Is a Constitutional Disease
It originates in Impure Dlooa ana
Hnnina rtraifr.nfirTiftl l.rpatmfint. actinir
through and purifying the blood, for its
radical and permanent cure. The
greatest constitutional remedy is
In usual liquid form or in chocolated tab
lets known as Sarsatabs. 100 doses $1.
Nasal and other local forms of catarra
are nromritlv relieved by Antiseplets or
Catarrlets, 50c, druggists or mail.
C. I. Mood uo., ixiweii, Mass.
The finest of all white roses,
given with every dozen purchased.
YamhiU-St. Dock, N. Side.
had been receiving threats of one sort
and another from alleged members and
sympathizers of the Western Federation
of Miners, owing to the fact that he was
one of the members of the Jury which
acquitted C. Chicks in Wallace last year.
Police are Investigating, but no ar
rests have been made.
APPLEBY GETS $175,000
Ijong-Drawii-Out Will Controversy
in St. Paul Settled.
ST. PAUL, Nov. 9. Dr. T. V. E.
Appleby was today paid $175,000 in gold,
less a small amount that had been prev
iously drawn by him, in settlement of all
claims by him against the estate of his
late wife. Cornelia Day Wilder Appleby,
thus ending a long-drawn out controversy. t
i n wimer .Tnani y was i firmed (inner
the will of Mr. and Mrs. Wilder and Mrs,
Appleby, their daughter, and the funds
available were about J3.00O.OO0 to be used
for the benefit of the worthy poor of Sc.
Paul. Dr. Appleby had signed an ante
nuptial agreement with Miss Wilder, pro
viding that as long as he should remain

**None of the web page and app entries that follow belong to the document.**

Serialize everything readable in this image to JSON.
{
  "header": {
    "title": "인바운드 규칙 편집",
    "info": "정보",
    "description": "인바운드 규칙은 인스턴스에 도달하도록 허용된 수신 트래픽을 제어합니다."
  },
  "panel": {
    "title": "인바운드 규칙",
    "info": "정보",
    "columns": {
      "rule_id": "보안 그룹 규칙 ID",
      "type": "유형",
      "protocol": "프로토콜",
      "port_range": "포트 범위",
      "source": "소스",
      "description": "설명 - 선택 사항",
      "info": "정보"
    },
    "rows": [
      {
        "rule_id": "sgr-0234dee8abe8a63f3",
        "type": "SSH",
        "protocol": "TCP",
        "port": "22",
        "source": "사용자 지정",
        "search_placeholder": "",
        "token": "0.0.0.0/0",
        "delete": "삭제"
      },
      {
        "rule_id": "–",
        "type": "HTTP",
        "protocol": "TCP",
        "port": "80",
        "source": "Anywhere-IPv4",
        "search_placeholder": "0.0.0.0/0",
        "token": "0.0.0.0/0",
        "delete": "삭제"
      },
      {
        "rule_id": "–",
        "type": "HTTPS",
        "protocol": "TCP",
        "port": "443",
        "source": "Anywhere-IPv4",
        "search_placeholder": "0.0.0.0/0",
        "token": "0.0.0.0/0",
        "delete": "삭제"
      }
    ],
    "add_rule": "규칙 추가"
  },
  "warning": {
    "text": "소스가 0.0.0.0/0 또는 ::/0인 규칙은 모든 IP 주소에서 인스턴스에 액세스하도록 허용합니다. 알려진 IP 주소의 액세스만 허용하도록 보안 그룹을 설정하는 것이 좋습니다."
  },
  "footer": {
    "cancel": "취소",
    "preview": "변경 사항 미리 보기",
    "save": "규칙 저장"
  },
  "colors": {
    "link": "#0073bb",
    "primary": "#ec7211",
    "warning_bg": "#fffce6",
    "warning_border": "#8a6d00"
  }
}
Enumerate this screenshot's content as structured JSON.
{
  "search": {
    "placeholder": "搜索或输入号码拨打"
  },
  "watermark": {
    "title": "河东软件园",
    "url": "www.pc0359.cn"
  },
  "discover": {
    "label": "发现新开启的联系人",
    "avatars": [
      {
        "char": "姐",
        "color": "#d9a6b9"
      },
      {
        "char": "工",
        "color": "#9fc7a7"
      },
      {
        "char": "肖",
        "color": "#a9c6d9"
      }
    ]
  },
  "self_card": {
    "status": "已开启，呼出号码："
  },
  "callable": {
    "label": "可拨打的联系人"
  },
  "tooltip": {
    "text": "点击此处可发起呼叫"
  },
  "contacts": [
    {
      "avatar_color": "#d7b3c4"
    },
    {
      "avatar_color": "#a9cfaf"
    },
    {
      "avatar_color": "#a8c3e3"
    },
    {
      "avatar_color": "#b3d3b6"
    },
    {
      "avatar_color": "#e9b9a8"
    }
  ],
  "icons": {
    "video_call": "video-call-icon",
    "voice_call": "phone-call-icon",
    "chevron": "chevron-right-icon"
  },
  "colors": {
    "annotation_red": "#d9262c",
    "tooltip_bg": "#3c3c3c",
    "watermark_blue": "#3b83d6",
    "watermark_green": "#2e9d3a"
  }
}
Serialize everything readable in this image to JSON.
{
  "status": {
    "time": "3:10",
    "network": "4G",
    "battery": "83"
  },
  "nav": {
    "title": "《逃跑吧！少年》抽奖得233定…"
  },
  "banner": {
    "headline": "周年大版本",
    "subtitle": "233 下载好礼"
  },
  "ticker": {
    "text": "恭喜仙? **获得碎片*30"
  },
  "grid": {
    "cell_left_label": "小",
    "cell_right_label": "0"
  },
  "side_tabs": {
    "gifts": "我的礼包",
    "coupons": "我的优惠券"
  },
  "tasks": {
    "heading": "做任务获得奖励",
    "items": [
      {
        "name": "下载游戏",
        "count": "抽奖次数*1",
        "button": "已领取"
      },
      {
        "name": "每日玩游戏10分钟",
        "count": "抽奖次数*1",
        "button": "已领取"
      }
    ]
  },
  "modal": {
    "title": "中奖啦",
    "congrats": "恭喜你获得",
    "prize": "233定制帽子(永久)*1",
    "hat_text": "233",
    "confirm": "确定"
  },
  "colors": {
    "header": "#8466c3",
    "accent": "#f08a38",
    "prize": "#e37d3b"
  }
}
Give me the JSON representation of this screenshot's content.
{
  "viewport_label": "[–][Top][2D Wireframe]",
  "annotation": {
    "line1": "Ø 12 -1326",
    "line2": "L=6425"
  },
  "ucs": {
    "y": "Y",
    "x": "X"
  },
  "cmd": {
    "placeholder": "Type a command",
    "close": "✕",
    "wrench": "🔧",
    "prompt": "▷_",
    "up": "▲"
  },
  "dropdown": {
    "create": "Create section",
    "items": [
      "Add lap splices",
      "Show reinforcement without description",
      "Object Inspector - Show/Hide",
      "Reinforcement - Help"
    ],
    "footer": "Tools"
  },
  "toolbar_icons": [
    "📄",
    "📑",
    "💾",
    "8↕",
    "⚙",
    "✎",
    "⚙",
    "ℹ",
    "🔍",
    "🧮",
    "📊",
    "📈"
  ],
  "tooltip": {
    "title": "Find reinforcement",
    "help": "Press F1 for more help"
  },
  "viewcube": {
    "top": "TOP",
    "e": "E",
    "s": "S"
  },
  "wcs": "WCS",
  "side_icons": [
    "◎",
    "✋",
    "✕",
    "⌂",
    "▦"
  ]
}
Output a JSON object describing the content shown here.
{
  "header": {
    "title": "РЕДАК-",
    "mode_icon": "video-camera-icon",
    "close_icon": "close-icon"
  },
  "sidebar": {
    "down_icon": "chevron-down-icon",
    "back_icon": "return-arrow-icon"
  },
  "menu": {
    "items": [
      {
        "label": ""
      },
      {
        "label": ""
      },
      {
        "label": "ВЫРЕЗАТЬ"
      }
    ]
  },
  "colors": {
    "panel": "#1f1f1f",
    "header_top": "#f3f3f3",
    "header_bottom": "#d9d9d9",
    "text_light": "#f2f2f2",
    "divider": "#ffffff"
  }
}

unmarried after the death of his wife, he
should receive an annuity of $10,000 and
the xise of the Wilder mansion. Mrs.
Appleby died before ler parents. After
the deaths of the parents. Dr. Appleby
attempted to have the ante-nuptial
agreement set aside and to secure his por
tion of his wife's estate. There are sev
eral so-called California heirs yet to be
Bernard Leases Astoria Theater.
ASTORIA. Or., Nov. 9. The Haner
Theater has been leased to K. L. Bernard,
who will take possession tomorrow, after
which he will close the place for a thor
ough renovation and hold a reopening
in a few days.
THE BANK OF CALIFORNIA
CAPITAL $4,000,000 - SURPLUS $10,746,004.02
HEAD OFFICE, SAN FRANCISCO
CHAMBER OF COMMERCE BUILDING
THIRD AND STARK SREETS
A general banking business transacted.
Letters of Credit issued for travelers
and importation of merchandise.
Interest paid on Savings and Time De
posits. Rates on application.
JAMES T. BURTCHAELL
WILLIAM A. MACRAE
Cooking and Heating
Fuel and Trouble
EVERY CHARTER OAK IS
If your dealer tries to talk ran into the
mistake of buj-iajr another make, write to us
CHARTER OAK STOVE AND RANGE CO.
ST. LOUIS, MO.
G. P. Rummelin & Sons
I if 5?W
126 Second Street
Bet. Washington and Alder Sts.
We are Showing New
Ermine Neckwear and Muffs,
White Fox Scarfs and Muffs.
Black Lynx Stoles and Muffs.
Alaska Mink Neckwear and Muffs.
Fur Coats in all the fashionable furs.
Fur Rugs and
Send for Catalogue.
Store Open Saturday Evenings.